From day one, I (that includes my wife too) had felt that we must do our bit. There were skeptics, who predicted that like most Government schemes even this would run its due course and fizzle out. We however decided that Ban or no ban; we would be plastics free from now on. As a first step, we set upon collecting all the plastics from our household. You will not believe it, but total plastic junk collected was enough to fill three regularly sized gunny bags. Plastics came out from everywhere, bedrooms, kitchen, and water closets. It appeared that during last few decades we had decided to collect a largest plastics stock an individual household could manage. We had our sad moments of parting, especially with zip-lock bags, which we had lovingly brought back from every tour, made beyond Indian coastline. (These are now available in India itself). With a heavy heart, we bid our good bye to even these. There were some beautifully printed plastic table sheets and bags. They even had to go. Mercifully, for us, Government had allowed that plastics could be disposed of along with dry garbage. We took full advantage of that and by due date (23 June 2018) we were at least 99% plastics free.
Plastics still turn up in our household; from most unexpected places and come in with merchandise bought. We have started t segregating it. We would dispose it off with the collecting centers, set up for the purpose at periodic intervals.
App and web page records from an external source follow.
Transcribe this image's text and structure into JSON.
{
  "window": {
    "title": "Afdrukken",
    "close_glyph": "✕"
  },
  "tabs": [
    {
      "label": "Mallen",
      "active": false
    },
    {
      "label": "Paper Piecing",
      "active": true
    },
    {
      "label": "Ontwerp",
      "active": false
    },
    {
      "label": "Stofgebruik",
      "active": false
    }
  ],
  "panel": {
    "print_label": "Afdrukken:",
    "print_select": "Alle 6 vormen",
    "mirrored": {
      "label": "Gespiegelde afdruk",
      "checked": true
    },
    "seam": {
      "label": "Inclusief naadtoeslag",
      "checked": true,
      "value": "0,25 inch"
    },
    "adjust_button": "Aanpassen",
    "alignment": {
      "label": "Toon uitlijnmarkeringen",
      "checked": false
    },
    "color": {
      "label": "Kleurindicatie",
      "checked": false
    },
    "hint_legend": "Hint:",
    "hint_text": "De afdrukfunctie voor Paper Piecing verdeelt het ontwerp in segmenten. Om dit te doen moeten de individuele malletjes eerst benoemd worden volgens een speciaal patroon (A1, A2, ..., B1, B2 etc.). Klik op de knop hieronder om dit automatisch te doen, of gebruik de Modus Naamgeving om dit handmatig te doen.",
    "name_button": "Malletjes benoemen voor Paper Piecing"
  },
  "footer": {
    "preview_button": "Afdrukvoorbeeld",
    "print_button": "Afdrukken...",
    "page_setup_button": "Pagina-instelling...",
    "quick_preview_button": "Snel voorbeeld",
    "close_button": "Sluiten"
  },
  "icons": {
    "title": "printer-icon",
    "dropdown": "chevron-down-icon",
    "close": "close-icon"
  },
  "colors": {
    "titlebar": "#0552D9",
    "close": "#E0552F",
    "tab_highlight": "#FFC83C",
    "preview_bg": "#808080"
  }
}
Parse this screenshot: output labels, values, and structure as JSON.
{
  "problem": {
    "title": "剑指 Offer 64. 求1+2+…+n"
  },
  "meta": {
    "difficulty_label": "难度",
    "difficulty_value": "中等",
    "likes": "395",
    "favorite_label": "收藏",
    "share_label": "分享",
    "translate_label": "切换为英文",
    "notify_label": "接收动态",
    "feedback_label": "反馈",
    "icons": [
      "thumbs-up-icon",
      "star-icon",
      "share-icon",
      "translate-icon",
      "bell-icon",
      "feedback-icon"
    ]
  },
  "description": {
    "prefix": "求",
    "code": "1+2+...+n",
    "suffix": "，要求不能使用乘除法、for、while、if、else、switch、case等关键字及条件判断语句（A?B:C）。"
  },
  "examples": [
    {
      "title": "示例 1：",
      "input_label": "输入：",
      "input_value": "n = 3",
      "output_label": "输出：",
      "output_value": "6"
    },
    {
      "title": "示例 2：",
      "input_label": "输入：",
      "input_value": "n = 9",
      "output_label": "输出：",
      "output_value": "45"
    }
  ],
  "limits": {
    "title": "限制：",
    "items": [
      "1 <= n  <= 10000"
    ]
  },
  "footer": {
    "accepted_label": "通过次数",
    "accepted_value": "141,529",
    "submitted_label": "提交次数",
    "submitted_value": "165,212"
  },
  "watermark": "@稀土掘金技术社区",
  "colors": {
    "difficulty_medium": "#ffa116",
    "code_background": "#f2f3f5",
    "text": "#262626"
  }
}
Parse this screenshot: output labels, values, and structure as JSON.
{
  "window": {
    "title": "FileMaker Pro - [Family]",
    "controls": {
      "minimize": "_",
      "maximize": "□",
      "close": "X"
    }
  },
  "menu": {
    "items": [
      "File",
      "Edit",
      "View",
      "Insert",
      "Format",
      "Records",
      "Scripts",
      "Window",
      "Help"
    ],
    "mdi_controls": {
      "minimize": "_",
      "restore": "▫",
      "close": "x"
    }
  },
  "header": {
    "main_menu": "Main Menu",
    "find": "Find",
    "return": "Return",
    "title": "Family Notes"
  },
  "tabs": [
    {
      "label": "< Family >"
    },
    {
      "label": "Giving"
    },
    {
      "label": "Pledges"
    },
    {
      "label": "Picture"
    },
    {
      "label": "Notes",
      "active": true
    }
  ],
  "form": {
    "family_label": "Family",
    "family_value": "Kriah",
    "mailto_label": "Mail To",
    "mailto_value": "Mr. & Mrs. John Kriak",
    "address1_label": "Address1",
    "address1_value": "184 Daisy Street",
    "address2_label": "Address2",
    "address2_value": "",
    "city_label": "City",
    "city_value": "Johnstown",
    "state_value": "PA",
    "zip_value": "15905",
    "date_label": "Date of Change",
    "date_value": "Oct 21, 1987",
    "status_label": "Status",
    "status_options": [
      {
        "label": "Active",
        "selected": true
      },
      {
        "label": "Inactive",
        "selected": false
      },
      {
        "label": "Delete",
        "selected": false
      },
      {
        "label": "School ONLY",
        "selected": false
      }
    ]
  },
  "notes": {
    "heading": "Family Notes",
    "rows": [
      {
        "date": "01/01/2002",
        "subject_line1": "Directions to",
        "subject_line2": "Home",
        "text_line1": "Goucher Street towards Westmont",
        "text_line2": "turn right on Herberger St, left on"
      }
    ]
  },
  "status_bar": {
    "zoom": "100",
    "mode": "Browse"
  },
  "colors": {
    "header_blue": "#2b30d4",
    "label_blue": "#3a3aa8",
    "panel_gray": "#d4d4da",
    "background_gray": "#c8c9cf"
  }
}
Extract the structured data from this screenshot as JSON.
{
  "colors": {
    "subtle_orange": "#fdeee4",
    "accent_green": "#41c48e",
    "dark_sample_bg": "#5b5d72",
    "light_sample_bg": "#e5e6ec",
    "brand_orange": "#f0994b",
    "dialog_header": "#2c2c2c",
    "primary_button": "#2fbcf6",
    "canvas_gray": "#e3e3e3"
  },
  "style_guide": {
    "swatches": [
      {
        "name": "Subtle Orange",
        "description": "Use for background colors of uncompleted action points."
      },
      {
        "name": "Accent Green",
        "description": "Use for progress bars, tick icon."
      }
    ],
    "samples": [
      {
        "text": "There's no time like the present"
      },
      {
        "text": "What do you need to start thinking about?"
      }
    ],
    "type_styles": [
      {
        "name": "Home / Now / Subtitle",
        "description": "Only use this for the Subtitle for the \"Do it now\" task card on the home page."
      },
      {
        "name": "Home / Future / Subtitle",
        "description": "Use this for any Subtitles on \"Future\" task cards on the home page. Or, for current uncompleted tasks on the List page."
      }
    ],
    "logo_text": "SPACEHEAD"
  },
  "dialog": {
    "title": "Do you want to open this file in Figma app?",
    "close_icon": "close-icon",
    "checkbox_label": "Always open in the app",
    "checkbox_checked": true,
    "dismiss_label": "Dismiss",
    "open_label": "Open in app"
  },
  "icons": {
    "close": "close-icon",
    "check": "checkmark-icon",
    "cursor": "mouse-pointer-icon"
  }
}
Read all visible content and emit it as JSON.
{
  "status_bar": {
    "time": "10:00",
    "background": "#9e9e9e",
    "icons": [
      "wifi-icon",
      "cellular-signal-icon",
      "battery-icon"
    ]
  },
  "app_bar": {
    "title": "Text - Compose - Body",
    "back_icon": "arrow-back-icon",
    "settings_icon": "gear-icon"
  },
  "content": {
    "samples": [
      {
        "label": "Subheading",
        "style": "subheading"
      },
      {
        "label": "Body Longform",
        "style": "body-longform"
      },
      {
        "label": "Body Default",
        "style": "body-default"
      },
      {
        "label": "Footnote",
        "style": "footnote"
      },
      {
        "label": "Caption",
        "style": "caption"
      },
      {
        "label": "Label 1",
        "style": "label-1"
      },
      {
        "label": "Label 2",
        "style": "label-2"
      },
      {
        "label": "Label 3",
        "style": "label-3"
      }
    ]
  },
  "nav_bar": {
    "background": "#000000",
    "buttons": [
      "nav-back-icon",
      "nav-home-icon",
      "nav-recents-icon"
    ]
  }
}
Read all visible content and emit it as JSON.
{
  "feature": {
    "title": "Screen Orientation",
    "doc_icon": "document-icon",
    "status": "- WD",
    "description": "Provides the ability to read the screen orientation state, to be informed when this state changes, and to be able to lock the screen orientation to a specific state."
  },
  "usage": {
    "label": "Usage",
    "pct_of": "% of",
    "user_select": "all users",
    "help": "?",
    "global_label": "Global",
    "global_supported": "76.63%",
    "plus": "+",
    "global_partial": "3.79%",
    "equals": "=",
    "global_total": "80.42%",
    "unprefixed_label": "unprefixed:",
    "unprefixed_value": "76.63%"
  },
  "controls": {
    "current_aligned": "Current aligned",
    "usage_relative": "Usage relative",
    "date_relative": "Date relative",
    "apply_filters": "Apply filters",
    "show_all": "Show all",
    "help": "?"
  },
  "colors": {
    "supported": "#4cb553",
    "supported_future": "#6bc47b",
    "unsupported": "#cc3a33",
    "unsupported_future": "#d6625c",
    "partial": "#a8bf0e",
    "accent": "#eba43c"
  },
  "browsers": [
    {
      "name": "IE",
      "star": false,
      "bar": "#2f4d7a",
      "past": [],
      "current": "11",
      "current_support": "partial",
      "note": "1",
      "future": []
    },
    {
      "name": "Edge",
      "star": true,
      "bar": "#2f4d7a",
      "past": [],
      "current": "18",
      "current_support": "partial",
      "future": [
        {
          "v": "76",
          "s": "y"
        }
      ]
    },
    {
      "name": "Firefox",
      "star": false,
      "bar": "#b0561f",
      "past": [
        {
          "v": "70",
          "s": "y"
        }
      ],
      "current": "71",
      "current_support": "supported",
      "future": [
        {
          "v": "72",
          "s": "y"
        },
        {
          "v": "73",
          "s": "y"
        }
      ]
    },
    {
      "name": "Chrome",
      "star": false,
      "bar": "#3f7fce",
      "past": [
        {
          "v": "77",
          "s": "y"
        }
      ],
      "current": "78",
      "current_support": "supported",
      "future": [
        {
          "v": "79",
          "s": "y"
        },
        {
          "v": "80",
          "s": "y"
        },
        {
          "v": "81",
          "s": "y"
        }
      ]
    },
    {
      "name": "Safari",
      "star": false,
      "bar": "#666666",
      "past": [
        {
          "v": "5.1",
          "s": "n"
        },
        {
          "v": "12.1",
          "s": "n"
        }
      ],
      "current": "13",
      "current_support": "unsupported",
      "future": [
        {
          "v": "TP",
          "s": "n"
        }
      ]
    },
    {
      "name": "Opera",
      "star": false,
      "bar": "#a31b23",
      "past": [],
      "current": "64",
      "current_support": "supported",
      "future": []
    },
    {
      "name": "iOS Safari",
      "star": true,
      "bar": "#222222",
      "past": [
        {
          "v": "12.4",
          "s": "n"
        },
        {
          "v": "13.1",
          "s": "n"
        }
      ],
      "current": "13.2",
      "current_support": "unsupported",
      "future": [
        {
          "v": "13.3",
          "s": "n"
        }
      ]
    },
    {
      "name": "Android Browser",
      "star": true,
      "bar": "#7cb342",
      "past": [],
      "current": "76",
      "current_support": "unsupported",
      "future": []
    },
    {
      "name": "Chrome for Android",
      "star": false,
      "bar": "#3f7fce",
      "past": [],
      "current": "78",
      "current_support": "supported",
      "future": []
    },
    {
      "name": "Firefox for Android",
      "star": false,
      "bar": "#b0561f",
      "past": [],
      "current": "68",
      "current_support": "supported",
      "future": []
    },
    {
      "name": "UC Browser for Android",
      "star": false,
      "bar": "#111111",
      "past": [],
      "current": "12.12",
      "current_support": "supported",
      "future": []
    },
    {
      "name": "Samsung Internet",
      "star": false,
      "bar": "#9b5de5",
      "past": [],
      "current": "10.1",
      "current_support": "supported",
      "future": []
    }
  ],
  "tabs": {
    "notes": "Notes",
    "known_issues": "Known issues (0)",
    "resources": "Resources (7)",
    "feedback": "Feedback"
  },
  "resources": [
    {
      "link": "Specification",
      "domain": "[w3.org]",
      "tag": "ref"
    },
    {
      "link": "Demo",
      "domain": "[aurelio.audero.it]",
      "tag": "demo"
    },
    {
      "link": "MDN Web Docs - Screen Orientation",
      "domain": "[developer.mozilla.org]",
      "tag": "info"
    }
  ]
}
It feels kind of guilt free to live in a plastic free home. I would recommend it to everyone.
2nd July 2018